Hold me darling for I hear calling
across this day of roses dying
this flower that binds has touched the fragile
heart of two whose day is flying.

It speaks to me of all that changes
when fancy takes a walk for pleasure
and somehow something hurts to see its
lovely dying for touching tender


Phantoms walk across the great room,
stiff in black coats, 
a suitcase in each hand
and those ladies in taffeta
and hats with flowers,
maybe even a parasol,
languid and gracefully poised
waiting for a ticket.

I can see the dusty smile
of the clerk who nods his head,
and yes, he has a stamp,
I can hear it stomping time.

The lady cannot run, 
she glides, 
her feet like small afterthoughts
below her billowing skirt,
and the gentleman proper in elbow holding,
soldiers a place in the movement
toward a great and vibrant adventure 
of train with elegant dining and sleeping car
of romance in small places 
quietly lulled and loved
as towns fly past the window
and cows and see that child waving.

it's lovely as a banquet hall for weddings,
and glorious and high beamed still
it is echoing hello and good-bye.
I can hear it, eyes wide open
as if time has caught me in a merger.

A new full skirt of beginning
in white lace enters 
with a tuxedo love flower-dotted youth
and they pass blindly the wooden hallmark 
where tickets issued destinations
far beyond a heart’s imagining.

Oh yes I do believe,
I believe in new beginning,
but somehow it hurts to see
time so emptied and proud
and loud with memory,
for I also believe in
the spirit of the past.

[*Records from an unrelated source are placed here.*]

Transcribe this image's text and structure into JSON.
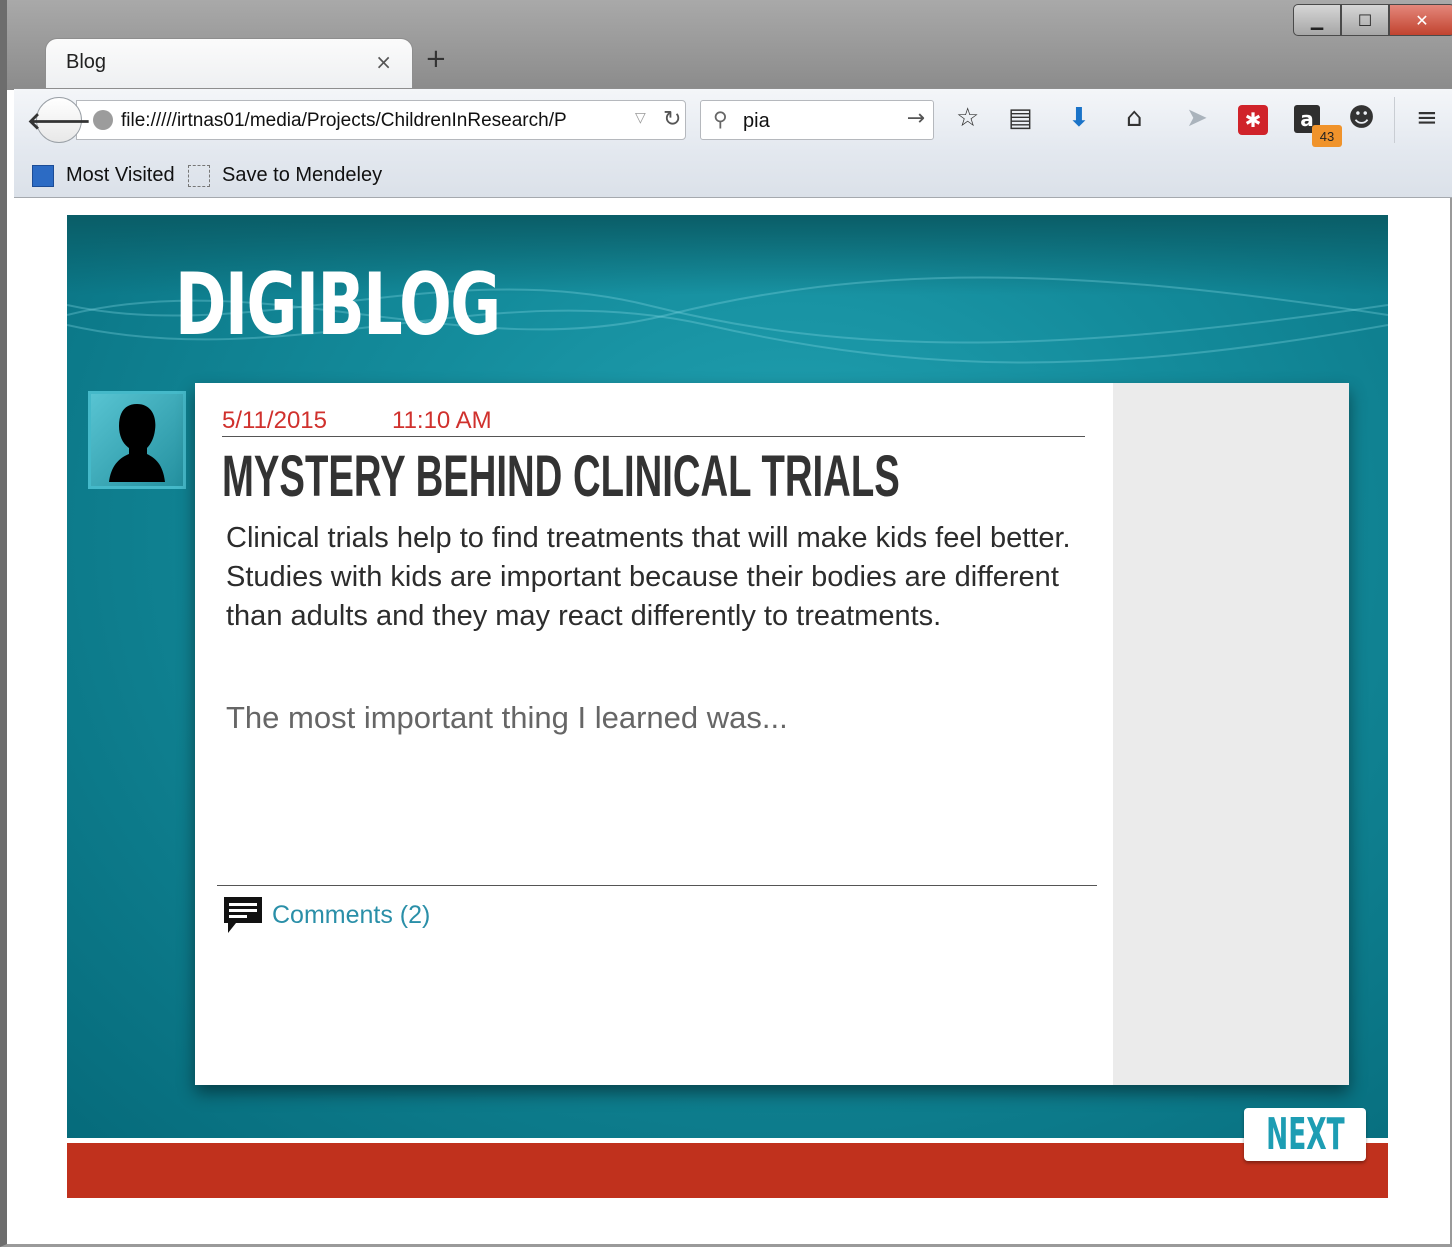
{
  "browser": {
    "tab_title": "Blog",
    "tab_close": "×",
    "new_tab": "+",
    "url": "file://///irtnas01/media/Projects/ChildrenInResearch/P",
    "search_value": "pia",
    "amazon_badge": "43",
    "bookmarks": [
      {
        "label": "Most Visited",
        "icon": "most-visited-icon"
      },
      {
        "label": "Save to Mendeley",
        "icon": "mendeley-icon"
      }
    ],
    "window_controls": {
      "minimize": "▁",
      "maximize": "☐",
      "close": "✕"
    }
  },
  "blog": {
    "logo": "DIGIBLOG",
    "date": "5/11/2015",
    "time": "11:10 AM",
    "title": "MYSTERY BEHIND CLINICAL TRIALS",
    "body": "Clinical trials help to find treatments that will make kids feel better.  Studies with kids are important because their bodies are different than adults and they may react differently to treatments.",
    "response_placeholder": "The most important thing I learned was...",
    "comments_label": "Comments (2)",
    "next_label": "NEXT"
  },
  "colors": {
    "teal": "#148c9c",
    "accent_red": "#c0311d",
    "date_red": "#d0312d",
    "link_blue": "#2a8fa8"
  }
}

The lady’s name was Babe.
I read it on the card
and asked to be sure.

She nodded a yes to me
and on her face were years
of tender tributaries
to the river of time.

She was dressed in hospital’s gown,
captured and tied up the back,
but not her pride and dignity.

There was no room for flowers
on the table that held a pitcher
and other plastic necessities.

She managed a smile so lovely
that I thought her fragile hand
might turn into a friend's,
and I imagined its soft inside lines
pointing to an ending soon.

It was just a moment that I stood
rearranging her room till it
was the color of spring.
When I handed her the card
she opened her tears upon my watching
and I clenched somewhere inside
where a memory was,

of my grandmother
slowly sliding
the lines etched across her face
like a braided rug
made from pieces of yesterday.

Her fingers trembling
as she cradled baby time,
she called me by my mother’s name
and my child by mine.

Thank you Babe for reminding me
of the precious beauty of a life,
I should have said
as I turned and walked away.


Today on a winding road
up into hills
green from rain I drove,
looking for a gate.

Punch it in with a *
and gain easy access
to opening grace.
Homes that George Washington
might have lived in.

A second gate and another #
and I was granted entry to charm.
The land fell down in rolling green,
the sky was misted with heat
and nature infested hills behind
were heavy with breathing.

I walked to a door carrying an orchid
that drooped in perfect elegance,
and rang the shade-infected porch chime
that echoed down halls.

Then I turned and saw
in a bottle brush tree
just steps away,
a hummingbird in a tiny thumb-sized nest.

I knew inside this perfect crafting
I found the best.


—Medusa, with thanks to Martie Odell-Ingebretsen for this fine suite of poems and photos to brighten up a rainy day! Martie writes: "My husband and I owned a flower shop for many years and that is how these poems were born."

Be sure to check out the Sacramento Bee's article today in "Traveler" on Elko and cowboy poetry at

And my apologies for a Medusa error about the Stephen Dunn reading! I've been posting that it was happening this coming Weds., Feb. 12, when actually it will be on Sunday, Feb. 23! Our thanks to Jeanine Stevens for capturing this error and putting it to death.